◆ Task item:
The reply should be a single number: the count of lines below that contain the word "title".

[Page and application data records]

#####

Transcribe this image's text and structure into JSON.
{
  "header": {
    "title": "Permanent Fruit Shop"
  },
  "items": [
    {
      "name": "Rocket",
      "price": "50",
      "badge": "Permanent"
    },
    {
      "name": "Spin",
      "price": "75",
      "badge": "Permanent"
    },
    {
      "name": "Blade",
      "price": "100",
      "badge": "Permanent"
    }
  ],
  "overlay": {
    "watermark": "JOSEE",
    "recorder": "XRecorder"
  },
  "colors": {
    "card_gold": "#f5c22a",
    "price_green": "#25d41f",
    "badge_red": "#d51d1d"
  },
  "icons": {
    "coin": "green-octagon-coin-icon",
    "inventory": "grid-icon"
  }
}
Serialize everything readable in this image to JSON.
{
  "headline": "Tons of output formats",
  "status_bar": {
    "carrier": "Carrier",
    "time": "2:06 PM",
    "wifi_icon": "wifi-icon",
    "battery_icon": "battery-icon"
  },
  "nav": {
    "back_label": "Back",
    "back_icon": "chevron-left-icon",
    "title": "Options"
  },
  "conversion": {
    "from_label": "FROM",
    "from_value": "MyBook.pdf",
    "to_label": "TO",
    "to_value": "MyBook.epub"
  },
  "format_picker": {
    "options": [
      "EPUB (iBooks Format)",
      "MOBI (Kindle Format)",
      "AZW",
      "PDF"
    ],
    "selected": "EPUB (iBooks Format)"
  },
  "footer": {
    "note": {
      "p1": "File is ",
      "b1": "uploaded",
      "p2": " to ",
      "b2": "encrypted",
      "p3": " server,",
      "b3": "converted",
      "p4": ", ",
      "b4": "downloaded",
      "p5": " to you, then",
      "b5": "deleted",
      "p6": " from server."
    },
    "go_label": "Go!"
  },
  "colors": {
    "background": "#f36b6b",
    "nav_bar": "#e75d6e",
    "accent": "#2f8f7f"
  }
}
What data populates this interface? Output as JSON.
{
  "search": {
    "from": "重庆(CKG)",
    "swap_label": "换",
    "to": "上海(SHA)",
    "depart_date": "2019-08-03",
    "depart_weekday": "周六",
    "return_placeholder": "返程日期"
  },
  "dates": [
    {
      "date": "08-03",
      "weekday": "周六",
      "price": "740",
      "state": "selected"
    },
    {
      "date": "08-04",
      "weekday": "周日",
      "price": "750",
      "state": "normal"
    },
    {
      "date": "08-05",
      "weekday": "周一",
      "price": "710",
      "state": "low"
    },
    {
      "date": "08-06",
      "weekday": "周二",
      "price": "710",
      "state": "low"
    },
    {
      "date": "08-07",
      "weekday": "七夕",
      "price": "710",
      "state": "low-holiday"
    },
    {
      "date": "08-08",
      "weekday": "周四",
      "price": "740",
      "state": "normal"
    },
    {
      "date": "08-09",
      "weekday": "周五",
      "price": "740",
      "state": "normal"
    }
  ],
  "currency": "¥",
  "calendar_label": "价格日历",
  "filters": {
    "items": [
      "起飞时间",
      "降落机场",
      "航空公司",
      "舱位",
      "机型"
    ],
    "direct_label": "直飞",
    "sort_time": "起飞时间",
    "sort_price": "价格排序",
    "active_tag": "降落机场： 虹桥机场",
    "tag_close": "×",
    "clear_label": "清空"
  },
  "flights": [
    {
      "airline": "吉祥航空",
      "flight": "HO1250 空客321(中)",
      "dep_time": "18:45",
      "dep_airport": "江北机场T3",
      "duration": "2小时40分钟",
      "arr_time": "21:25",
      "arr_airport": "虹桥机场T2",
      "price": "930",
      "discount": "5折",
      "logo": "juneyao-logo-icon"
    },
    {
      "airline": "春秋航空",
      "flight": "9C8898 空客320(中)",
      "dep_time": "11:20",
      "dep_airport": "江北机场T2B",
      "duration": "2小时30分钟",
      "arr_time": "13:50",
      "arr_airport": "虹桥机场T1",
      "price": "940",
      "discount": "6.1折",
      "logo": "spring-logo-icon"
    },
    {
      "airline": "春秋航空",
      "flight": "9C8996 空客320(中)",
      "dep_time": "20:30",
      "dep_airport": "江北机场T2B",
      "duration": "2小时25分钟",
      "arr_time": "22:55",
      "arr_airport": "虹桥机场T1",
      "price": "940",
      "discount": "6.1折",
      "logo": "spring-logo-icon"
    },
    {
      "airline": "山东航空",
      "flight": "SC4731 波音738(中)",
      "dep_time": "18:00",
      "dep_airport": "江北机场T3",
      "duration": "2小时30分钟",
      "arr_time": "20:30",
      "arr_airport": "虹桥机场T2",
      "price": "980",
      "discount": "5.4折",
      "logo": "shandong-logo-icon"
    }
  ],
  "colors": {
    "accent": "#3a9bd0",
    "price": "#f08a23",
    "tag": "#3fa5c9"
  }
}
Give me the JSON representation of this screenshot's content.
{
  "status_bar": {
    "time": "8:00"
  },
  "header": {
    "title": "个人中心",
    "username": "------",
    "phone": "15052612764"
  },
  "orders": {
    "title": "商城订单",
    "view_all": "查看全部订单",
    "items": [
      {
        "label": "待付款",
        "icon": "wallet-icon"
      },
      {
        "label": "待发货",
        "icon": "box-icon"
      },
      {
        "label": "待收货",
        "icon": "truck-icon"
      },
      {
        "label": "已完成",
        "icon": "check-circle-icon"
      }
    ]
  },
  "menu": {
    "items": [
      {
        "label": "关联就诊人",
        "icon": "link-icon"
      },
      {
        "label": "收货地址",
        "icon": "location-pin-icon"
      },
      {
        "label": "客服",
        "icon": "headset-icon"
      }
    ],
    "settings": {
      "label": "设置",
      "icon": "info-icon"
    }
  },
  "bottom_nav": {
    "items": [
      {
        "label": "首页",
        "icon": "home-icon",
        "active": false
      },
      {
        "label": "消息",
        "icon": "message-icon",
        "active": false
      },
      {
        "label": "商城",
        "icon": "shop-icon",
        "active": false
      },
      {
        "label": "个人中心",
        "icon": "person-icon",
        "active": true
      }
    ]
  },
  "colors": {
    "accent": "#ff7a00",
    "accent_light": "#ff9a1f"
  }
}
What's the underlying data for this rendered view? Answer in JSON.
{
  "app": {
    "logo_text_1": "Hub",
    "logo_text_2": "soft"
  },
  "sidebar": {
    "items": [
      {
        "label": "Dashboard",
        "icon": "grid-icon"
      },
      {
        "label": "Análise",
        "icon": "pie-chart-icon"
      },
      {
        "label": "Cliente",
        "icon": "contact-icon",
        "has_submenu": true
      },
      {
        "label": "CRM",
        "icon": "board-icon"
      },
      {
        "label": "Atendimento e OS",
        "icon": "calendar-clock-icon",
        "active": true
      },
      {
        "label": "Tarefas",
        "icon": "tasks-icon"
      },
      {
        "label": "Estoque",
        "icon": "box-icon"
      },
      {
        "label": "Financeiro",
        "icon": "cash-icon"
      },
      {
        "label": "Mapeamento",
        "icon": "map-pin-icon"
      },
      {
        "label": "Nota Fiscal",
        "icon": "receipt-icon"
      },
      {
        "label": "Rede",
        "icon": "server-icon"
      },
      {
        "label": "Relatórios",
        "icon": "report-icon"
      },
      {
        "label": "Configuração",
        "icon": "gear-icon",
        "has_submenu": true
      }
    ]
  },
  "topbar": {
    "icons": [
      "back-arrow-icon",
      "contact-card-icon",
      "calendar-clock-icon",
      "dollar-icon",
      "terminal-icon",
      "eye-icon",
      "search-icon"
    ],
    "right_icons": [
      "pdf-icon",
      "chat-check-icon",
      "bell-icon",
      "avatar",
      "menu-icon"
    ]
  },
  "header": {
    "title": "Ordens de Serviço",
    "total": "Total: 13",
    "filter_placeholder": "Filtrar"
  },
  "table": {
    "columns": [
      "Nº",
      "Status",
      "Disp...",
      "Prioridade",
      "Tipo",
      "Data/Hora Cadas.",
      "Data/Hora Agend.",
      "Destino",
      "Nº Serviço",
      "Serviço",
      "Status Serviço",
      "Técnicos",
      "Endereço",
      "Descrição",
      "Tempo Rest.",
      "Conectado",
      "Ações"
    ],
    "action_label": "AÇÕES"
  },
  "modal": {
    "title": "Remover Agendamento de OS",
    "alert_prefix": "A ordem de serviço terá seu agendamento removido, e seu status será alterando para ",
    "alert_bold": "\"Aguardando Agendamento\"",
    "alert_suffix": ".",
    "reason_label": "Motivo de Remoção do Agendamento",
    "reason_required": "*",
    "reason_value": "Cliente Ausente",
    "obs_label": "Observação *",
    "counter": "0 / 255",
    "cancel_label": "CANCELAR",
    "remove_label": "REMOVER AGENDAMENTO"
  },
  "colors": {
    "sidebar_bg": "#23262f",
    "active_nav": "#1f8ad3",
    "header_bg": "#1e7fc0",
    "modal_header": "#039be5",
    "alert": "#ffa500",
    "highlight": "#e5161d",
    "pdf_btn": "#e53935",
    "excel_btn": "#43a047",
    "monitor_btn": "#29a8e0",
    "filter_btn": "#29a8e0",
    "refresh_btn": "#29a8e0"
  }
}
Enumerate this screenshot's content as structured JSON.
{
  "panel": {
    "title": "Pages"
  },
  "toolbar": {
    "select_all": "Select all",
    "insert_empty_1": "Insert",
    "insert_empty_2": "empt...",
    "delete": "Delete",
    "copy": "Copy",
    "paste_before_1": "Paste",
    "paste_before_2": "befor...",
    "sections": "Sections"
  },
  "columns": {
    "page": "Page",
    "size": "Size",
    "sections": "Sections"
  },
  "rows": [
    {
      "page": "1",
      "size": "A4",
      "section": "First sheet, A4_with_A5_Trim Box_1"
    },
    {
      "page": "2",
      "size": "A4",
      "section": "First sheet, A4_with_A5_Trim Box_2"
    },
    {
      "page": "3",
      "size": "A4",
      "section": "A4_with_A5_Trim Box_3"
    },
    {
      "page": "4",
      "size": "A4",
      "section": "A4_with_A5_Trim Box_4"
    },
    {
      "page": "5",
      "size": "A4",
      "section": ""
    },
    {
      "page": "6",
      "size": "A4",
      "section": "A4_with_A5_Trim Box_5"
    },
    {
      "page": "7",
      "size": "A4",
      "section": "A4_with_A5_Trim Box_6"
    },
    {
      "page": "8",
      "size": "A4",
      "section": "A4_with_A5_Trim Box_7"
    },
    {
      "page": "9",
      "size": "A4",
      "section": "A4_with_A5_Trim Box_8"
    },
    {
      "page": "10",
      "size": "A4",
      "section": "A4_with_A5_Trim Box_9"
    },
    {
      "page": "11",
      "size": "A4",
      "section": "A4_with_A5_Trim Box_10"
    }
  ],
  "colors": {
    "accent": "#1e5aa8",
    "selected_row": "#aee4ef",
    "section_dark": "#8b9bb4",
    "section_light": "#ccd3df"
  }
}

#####

◆ Answer for this exercise:
7